*Exercise requirements:* Each entry below should be retyped exactly as given.
#### Extracted data
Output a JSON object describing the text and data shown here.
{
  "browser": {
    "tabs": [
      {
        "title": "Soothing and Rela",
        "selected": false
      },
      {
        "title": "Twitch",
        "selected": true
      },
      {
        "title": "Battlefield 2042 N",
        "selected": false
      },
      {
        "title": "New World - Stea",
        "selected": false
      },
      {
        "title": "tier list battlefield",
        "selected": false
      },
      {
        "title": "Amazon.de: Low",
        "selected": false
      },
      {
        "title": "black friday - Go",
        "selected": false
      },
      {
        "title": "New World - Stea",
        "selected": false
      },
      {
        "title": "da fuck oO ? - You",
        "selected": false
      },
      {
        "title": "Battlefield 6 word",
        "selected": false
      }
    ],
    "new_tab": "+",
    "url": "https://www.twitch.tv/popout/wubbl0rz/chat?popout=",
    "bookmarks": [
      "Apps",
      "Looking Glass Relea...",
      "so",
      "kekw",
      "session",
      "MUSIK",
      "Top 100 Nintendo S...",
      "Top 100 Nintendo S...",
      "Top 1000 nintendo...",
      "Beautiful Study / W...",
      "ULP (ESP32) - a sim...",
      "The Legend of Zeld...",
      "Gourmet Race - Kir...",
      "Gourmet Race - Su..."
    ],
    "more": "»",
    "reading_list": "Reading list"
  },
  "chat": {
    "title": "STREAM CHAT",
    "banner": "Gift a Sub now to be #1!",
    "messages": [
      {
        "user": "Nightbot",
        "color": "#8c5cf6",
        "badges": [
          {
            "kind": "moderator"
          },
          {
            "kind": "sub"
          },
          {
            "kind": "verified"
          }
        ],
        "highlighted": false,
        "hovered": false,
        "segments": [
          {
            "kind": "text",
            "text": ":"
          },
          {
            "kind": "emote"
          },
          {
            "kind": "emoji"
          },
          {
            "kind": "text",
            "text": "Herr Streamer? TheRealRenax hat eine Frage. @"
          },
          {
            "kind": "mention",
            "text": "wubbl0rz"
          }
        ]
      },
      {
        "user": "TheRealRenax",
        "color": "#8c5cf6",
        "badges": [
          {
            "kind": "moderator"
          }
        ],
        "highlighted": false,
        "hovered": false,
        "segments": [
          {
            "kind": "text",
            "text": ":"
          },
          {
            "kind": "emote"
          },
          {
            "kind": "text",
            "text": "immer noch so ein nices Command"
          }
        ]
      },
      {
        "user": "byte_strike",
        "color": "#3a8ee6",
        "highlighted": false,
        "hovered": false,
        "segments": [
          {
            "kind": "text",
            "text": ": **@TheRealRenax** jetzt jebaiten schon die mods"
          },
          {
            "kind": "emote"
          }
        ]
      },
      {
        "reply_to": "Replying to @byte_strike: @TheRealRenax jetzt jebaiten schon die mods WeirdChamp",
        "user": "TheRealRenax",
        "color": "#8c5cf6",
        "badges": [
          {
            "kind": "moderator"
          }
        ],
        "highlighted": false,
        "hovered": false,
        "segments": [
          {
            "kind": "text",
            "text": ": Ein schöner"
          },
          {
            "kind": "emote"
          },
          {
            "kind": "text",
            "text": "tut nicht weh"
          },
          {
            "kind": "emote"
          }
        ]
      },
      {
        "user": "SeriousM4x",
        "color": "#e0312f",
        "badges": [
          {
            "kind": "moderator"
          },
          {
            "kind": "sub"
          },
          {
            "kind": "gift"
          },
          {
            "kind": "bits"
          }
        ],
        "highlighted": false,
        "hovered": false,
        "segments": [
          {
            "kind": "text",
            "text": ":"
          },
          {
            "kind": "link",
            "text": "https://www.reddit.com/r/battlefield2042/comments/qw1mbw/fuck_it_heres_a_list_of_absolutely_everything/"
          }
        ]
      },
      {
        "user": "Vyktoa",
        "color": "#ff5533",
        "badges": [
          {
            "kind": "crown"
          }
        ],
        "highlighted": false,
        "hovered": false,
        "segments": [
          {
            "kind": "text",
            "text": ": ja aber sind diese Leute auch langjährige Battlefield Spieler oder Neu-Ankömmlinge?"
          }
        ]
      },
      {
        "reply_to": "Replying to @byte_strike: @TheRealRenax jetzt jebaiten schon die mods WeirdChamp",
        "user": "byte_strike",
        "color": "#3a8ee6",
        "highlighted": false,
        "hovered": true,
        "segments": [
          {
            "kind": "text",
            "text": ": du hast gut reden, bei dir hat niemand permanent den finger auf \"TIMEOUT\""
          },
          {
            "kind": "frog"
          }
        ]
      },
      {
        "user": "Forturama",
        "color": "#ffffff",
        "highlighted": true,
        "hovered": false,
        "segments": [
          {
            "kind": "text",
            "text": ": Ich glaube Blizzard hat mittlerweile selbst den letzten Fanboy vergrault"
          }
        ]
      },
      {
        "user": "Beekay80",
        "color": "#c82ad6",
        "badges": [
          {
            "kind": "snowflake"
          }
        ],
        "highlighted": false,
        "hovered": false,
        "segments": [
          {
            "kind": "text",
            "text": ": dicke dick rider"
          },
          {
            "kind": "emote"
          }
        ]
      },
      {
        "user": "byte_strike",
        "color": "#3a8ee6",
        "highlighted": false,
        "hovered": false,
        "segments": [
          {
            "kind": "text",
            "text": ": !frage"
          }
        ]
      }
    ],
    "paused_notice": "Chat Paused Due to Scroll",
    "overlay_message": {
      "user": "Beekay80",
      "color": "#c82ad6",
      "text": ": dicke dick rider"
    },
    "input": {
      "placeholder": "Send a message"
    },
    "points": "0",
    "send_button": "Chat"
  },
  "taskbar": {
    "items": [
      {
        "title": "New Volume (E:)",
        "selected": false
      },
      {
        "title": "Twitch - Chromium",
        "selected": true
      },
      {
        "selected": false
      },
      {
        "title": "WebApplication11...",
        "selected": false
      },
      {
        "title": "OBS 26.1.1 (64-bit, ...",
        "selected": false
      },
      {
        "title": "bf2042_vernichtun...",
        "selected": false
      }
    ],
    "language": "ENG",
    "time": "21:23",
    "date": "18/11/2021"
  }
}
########
*Result of this task:*
Output a JSON object describing the text and data shown here.
{
  "browser": {
    "tabs": [
      {
        "title": "Soothing and Rela",
        "selected": false
      },
      {
        "title": "Twitch",
        "selected": true
      },
      {
        "title": "Battlefield 2042 N",
        "selected": false
      },
      {
        "title": "New World - Stea",
        "selected": false
      },
      {
        "title": "tier list battlefield",
        "selected": false
      },
      {
        "title": "Amazon.de: Low",
        "selected": false
      },
      {
        "title": "black friday - Go",
        "selected": false
      },
      {
        "title": "New World - Stea",
        "selected": false
      },
      {
        "title": "da fuck oO ? - You",
        "selected": false
      },
      {
        "title": "Battlefield 6 word",
        "selected": false
      }
    ],
    "new_tab": "+",
    "url": "https://www.twitch.tv/popout/wubbl0rz/chat?popout=",
    "bookmarks": [
      "Apps",
      "Looking Glass Relea...",
      "so",
      "kekw",
      "session",
      "MUSIK",
      "Top 100 Nintendo S...",
      "Top 100 Nintendo S...",
      "Top 1000 nintendo...",
      "Beautiful Study / W...",
      "ULP (ESP32) - a sim...",
      "The Legend of Zeld...",
      "Gourmet Race - Kir...",
      "Gourmet Race - Su..."
    ],
    "more": "»",
    "reading_list": "Reading list"
  },
  "chat": {
    "title": "STREAM CHAT",
    "banner": "Gift a Sub now to be #1!",
    "messages": [
      {
        "user": "Nightbot",
        "color": "#8c5cf6",
        "badges": [
          {
            "kind": "moderator"
          },
          {
            "kind": "sub"
          },
          {
            "kind": "verified"
          }
        ],
        "highlighted": false,
        "hovered": false,
        "segments": [
          {
            "kind": "text",
            "text": ":"
          },
          {
            "kind": "emote"
          },
          {
            "kind": "emoji"
          },
          {
            "kind": "text",
            "text": "Herr Streamer? TheRealRenax hat eine Frage. @"
          },
          {
            "kind": "mention",
            "text": "wubbl0rz"
          }
        ]
      },
      {
        "user": "TheRealRenax",
        "color": "#8c5cf6",
        "badges": [
          {
            "kind": "moderator"
          }
        ],
        "highlighted": false,
        "hovered": false,
        "segments": [
          {
            "kind": "text",
            "text": ":"
          },
          {
            "kind": "emote"
          },
          {
            "kind": "text",
            "text": "immer noch so ein nices Command"
          }
        ]
      },
      {
        "user": "byte_strike",
        "color": "#3a8ee6",
        "highlighted": false,
        "hovered": false,
        "segments": [
          {
            "kind": "text",
            "text": ": **@TheRealRenax** jetzt jebaiten schon die mods"
          },
          {
            "kind": "emote"
          }
        ]
      },
      {
        "reply_to": "Replying to @byte_strike: @TheRealRenax jetzt jebaiten schon die mods WeirdChamp",
        "user": "TheRealRenax",
        "color": "#8c5cf6",
        "badges": [
          {
            "kind": "moderator"
          }
        ],
        "highlighted": false,
        "hovered": false,
        "segments": [
          {
            "kind": "text",
            "text": ": Ein schöner"
          },
          {
            "kind": "emote"
          },
          {
            "kind": "text",
            "text": "tut nicht weh"
          },
          {
            "kind": "emote"
          }
        ]
      },
      {
        "user": "SeriousM4x",
        "color": "#e0312f",
        "badges": [
          {
            "kind": "moderator"
          },
          {
            "kind": "sub"
          },
          {
            "kind": "gift"
          },
          {
            "kind": "bits"
          }
        ],
        "highlighted": false,
        "hovered": false,
        "segments": [
          {
            "kind": "text",
            "text": ":"
          },
          {
            "kind": "link",
            "text": "https://www.reddit.com/r/battlefield2042/comments/qw1mbw/fuck_it_heres_a_list_of_absolutely_everything/"
          }
        ]
      },
      {
        "user": "Vyktoa",
        "color": "#ff5533",
        "badges": [
          {
            "kind": "crown"
          }
        ],
        "highlighted": false,
        "hovered": false,
        "segments": [
          {
            "kind": "text",
            "text": ": ja aber sind diese Leute auch langjährige Battlefield Spieler oder Neu-Ankömmlinge?"
          }
        ]
      },
      {
        "reply_to": "Replying to @byte_strike: @TheRealRenax jetzt jebaiten schon die mods WeirdChamp",
        "user": "byte_strike",
        "color": "#3a8ee6",
        "highlighted": false,
        "hovered": true,
        "segments": [
          {
            "kind": "text",
            "text": ": du hast gut reden, bei dir hat niemand permanent den finger auf \"TIMEOUT\""
          },
          {
            "kind": "frog"
          }
        ]
      },
      {
        "user": "Forturama",
        "color": "#ffffff",
        "highlighted": true,
        "hovered": false,
        "segments": [
          {
            "kind": "text",
            "text": ": Ich glaube Blizzard hat mittlerweile selbst den letzten Fanboy vergrault"
          }
        ]
      },
      {
        "user": "Beekay80",
        "color": "#c82ad6",
        "badges": [
          {
            "kind": "snowflake"
          }
        ],
        "highlighted": false,
        "hovered": false,
        "segments": [
          {
            "kind": "text",
            "text": ": dicke dick rider"
          },
          {
            "kind": "emote"
          }
        ]
      },
      {
        "user": "byte_strike",
        "color": "#3a8ee6",
        "highlighted": false,
        "hovered": false,
        "segments": [
          {
            "kind": "text",
            "text": ": !frage"
          }
        ]
      }
    ],
    "paused_notice": "Chat Paused Due to Scroll",
    "overlay_message": {
      "user": "Beekay80",
      "color": "#c82ad6",
      "text": ": dicke dick rider"
    },
    "input": {
      "placeholder": "Send a message"
    },
    "points": "0",
    "send_button": "Chat"
  },
  "taskbar": {
    "items": [
      {
        "title": "New Volume (E:)",
        "selected": false
      },
      {
        "title": "Twitch - Chromium",
        "selected": true
      },
      {
        "selected": false
      },
      {
        "title": "WebApplication11...",
        "selected": false
      },
      {
        "title": "OBS 26.1.1 (64-bit, ...",
        "selected": false
      },
      {
        "title": "bf2042_vernichtun...",
        "selected": false
      }
    ],
    "language": "ENG",
    "time": "21:23",
    "date": "18/11/2021"
  }
}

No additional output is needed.